I next find the ship in Bandar Abbas, Iran (then known as Persia) in early May 1943. The distance from Perth to Bandar Abbas is a little less than 5000 nautical miles and would have taken ABNER NASH perhaps 20 days to sail that distance. But February to May 1943 is much more than 20 days so it is possible ABNER NASH made other port calls. The ship departed Bandar Abbas on May 9, 1943, in convoy PA-38, destination Aden, Yemen, arriving May 16, 1943.
From here it is clear that the ship then transited the Suez Canal into the Mediterranean Sea, since I find the ship in Beirut, Lebanon, as of June 16, 1943, and then in Alexandria, Egypt, in early July. She departed Alexandria in convoy MWS-37, destination Augusta, Sicily, arriving there on an unspecified date.
By August 5, 1943, ABNER NASH was in Oran, Algeria, from which she departed on that date in convoy GUS-11, bound for the United States. She arrived in New York on August 25, 1943, nearly eight months after having departed from New York.
Whether your father remained on ABNER NASH for her next voyage I cannot say.
One useful bit of information from the above record is that Marvin Jones had a serial number (military identification number) of 552-65-14. This number will be very useful in providing identifying information to the National Personnel Records Center if you seek his military service record.

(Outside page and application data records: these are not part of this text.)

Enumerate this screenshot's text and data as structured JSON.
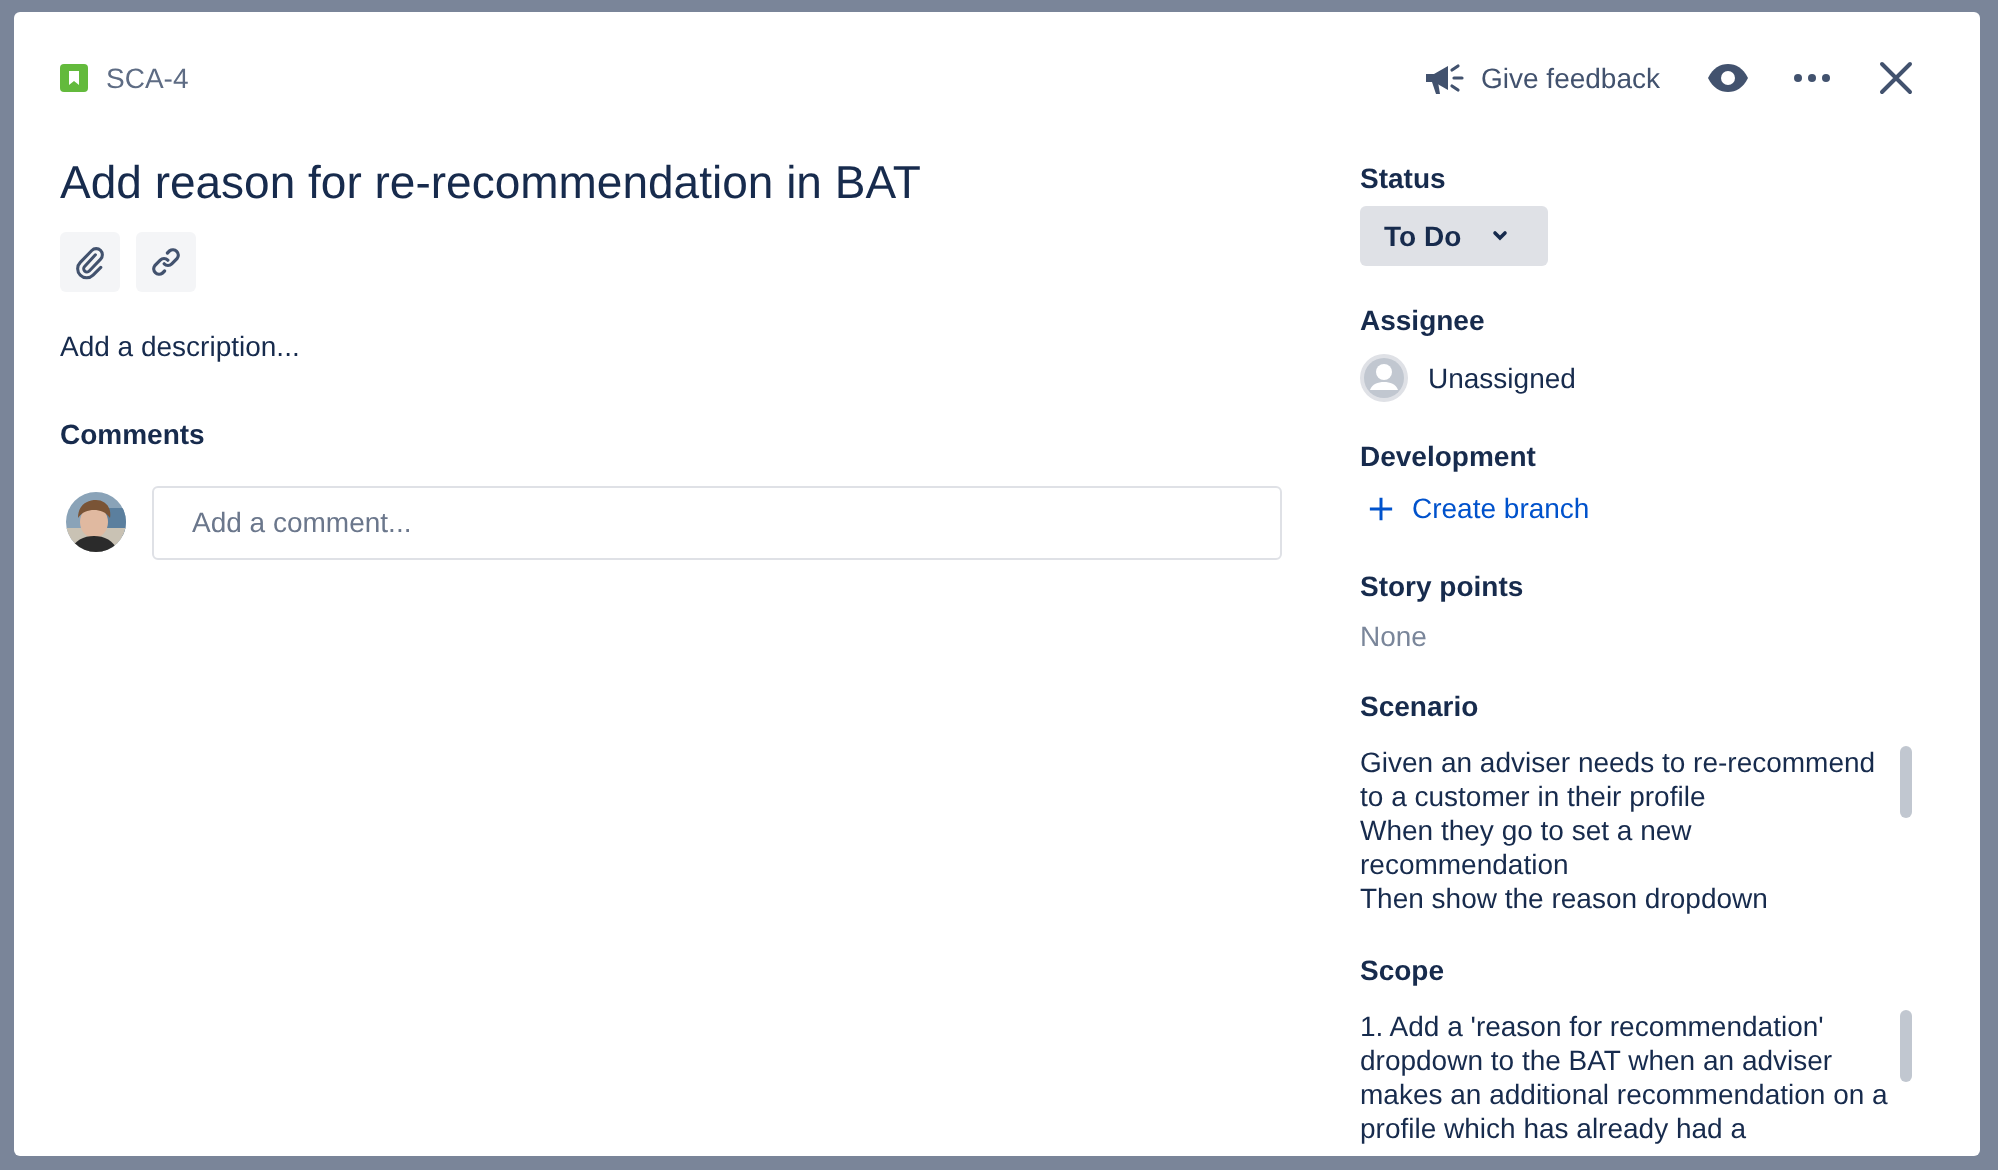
{
  "issue": {
    "key": "SCA-4",
    "title": "Add reason for re-recommendation in BAT"
  },
  "header": {
    "feedback": "Give feedback"
  },
  "description": {
    "placeholder": "Add a description..."
  },
  "comments": {
    "heading": "Comments",
    "placeholder": "Add a comment..."
  },
  "fields": [
    {
      "kind": "status",
      "label": "Status",
      "value": "To Do"
    },
    {
      "kind": "user",
      "label": "Assignee",
      "value": "Unassigned"
    },
    {
      "kind": "action",
      "label": "Development",
      "value": "Create branch"
    },
    {
      "kind": "empty",
      "label": "Story points",
      "value": "None"
    },
    {
      "kind": "text",
      "label": "Scenario",
      "value": "Given an adviser needs to re-recommend to a customer in their profile\nWhen they go to set a new recommendation\nThen show the reason dropdown"
    },
    {
      "kind": "text",
      "label": "Scope",
      "value": "1. Add a 'reason for recommendation' dropdown to the BAT when an adviser makes an additional recommendation on a profile which has already had a"
    }
  ]
}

Most of the above information comes from a search of Ancestry.com ((www.ancestry.com), a subscription website more commonly used for genealogical research. However, I have found that Ancestry.com contains databases of the names of crew members and passengers of ships arriving at certain U.S. ports of entry following a foreign voyage. The records for the port of New York are particularly extensive. Convoy information comes from a search of the ConvoyWeb website at http://convoyweb.org.uk/hague/index.html.
The ship was named after Abner Nash (1716-1786), a member of the Virginia House of Burgesses 1761-1762, member of the North Carolina House of Commons 1764-65, 1770-1771, and 1778-1779, member of the North Carolina Senate 1779-1780, second Governor of North Carolina 1780-1781, and member of the Continental Congress 1782-1786.
I hope this information is useful to you.
Ron Carlson, Webmaster
Armed Guard / Merchant Marine website